DATA START
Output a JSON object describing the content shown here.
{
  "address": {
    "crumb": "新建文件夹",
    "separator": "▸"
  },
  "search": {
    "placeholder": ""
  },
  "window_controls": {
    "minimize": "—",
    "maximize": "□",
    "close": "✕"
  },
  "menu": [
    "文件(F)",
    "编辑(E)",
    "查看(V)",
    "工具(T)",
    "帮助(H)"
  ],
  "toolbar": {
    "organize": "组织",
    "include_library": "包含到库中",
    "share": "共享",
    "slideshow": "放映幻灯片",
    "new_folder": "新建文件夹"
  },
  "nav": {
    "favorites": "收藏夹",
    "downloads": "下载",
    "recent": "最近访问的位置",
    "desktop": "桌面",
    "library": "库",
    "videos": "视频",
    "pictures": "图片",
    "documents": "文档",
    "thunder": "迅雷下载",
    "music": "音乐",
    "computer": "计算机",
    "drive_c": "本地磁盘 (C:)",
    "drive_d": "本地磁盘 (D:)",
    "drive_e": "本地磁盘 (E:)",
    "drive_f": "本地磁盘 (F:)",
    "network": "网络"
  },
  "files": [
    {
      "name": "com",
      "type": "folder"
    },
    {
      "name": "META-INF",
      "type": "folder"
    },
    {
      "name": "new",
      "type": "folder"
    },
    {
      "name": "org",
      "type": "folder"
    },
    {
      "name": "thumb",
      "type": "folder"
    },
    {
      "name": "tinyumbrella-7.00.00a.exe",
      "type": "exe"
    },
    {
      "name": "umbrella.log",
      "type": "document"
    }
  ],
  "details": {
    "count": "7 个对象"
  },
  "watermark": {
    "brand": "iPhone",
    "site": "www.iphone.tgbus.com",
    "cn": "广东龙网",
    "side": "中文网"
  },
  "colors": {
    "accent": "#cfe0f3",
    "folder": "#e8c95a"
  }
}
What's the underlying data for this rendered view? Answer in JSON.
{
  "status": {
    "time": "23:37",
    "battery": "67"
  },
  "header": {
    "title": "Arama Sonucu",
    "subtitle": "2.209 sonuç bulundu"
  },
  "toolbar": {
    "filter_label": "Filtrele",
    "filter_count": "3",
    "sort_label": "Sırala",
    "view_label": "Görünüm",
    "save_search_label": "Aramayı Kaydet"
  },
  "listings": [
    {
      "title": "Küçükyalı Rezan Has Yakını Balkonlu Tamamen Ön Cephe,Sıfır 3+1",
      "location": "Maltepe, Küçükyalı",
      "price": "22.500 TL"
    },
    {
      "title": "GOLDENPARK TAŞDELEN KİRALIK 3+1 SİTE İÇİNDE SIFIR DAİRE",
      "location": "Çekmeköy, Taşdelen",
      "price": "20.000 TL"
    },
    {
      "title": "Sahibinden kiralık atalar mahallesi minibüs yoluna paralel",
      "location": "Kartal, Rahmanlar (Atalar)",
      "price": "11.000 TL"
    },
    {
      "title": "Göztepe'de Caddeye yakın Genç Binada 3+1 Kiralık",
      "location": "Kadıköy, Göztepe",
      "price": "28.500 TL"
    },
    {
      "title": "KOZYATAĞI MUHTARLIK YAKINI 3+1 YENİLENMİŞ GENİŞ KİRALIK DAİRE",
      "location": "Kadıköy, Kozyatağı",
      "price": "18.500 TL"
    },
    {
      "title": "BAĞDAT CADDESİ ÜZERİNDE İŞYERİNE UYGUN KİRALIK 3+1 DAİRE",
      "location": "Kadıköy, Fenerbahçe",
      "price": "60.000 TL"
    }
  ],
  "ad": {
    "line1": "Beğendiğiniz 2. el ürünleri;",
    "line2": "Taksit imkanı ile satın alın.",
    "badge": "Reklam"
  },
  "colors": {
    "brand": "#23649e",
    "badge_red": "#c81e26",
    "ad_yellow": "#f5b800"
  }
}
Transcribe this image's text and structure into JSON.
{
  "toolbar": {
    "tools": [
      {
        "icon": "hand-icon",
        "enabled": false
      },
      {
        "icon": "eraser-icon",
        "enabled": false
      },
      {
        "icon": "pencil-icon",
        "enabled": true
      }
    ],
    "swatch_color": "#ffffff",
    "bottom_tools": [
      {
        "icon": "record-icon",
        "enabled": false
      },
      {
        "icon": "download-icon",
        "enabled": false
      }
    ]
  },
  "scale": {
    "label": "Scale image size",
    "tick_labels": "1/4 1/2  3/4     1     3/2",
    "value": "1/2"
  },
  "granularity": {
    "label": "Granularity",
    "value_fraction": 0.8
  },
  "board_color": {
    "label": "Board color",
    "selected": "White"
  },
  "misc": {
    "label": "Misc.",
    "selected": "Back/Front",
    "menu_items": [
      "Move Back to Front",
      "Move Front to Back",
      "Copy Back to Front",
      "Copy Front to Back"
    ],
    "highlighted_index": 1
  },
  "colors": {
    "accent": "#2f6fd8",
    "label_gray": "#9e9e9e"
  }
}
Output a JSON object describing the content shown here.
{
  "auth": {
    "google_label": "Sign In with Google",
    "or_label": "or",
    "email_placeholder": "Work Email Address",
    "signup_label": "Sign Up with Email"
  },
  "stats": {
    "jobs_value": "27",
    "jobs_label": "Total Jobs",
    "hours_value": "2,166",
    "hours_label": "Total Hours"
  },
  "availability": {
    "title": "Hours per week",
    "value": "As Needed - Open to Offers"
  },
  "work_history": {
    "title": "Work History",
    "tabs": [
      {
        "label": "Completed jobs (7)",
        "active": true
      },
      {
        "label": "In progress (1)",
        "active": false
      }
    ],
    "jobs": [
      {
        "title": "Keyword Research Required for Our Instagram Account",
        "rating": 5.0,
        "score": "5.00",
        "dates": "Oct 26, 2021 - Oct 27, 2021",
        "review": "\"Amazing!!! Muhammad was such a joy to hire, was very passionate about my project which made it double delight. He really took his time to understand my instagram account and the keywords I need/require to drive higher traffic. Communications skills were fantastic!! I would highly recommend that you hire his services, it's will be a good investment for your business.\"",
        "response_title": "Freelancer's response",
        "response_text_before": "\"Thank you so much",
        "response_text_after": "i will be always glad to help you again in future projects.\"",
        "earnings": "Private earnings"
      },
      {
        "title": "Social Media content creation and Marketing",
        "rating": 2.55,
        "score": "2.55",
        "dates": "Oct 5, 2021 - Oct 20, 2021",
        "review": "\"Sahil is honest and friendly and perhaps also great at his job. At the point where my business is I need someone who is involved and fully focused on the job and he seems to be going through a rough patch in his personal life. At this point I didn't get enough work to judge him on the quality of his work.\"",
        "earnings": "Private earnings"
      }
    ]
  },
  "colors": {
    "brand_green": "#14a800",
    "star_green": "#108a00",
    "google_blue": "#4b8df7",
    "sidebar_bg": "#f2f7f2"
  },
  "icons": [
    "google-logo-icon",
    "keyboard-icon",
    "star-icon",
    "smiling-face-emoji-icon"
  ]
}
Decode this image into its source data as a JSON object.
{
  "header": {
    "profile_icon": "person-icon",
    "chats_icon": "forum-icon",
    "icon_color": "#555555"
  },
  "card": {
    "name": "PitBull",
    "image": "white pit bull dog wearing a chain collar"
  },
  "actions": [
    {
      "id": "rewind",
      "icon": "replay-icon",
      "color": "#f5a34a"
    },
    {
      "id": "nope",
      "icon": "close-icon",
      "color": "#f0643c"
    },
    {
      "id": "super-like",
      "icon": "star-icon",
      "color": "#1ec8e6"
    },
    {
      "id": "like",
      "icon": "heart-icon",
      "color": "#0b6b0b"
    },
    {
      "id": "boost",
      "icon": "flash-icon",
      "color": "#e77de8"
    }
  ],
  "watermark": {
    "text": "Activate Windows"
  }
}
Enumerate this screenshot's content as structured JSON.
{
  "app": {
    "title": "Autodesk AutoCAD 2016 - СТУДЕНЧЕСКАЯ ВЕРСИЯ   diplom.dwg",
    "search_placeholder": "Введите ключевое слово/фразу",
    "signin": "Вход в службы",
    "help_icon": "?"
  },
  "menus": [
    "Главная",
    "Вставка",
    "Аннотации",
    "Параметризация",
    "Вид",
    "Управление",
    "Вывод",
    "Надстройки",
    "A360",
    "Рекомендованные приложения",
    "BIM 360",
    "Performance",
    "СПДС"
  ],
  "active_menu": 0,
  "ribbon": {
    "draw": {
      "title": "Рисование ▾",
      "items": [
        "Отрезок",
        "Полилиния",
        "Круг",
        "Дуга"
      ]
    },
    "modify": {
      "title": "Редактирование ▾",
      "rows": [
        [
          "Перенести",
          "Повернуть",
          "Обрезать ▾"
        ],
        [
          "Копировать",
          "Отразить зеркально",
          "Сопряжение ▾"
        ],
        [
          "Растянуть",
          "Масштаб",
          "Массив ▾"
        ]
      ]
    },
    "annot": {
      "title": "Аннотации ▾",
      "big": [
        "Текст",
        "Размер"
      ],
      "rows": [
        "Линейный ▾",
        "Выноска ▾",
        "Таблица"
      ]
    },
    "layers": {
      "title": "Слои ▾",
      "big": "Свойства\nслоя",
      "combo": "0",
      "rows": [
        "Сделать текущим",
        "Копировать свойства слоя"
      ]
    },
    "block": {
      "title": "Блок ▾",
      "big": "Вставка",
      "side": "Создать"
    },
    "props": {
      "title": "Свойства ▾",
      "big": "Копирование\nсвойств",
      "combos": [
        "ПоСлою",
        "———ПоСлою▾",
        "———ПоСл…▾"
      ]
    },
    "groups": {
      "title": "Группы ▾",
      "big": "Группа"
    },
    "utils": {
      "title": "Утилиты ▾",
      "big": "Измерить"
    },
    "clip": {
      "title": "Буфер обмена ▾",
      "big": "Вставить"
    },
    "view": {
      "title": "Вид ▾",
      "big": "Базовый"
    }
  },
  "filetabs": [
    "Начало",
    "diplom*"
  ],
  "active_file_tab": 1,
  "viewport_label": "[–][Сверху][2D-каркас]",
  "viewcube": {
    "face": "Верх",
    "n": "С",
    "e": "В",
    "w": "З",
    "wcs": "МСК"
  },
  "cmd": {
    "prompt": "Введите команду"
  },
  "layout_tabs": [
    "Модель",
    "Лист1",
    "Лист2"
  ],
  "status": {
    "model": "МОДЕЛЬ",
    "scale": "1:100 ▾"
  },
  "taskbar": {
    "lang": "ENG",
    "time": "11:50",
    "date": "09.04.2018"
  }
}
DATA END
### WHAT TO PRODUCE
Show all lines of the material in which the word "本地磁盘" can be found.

### RESULT OF THE EXERCISE
    "drive_c": "本地磁盘 (C:)",
    "drive_d": "本地磁盘 (D:)",
    "drive_e": "本地磁盘 (E:)",
    "drive_f": "本地磁盘 (F:)",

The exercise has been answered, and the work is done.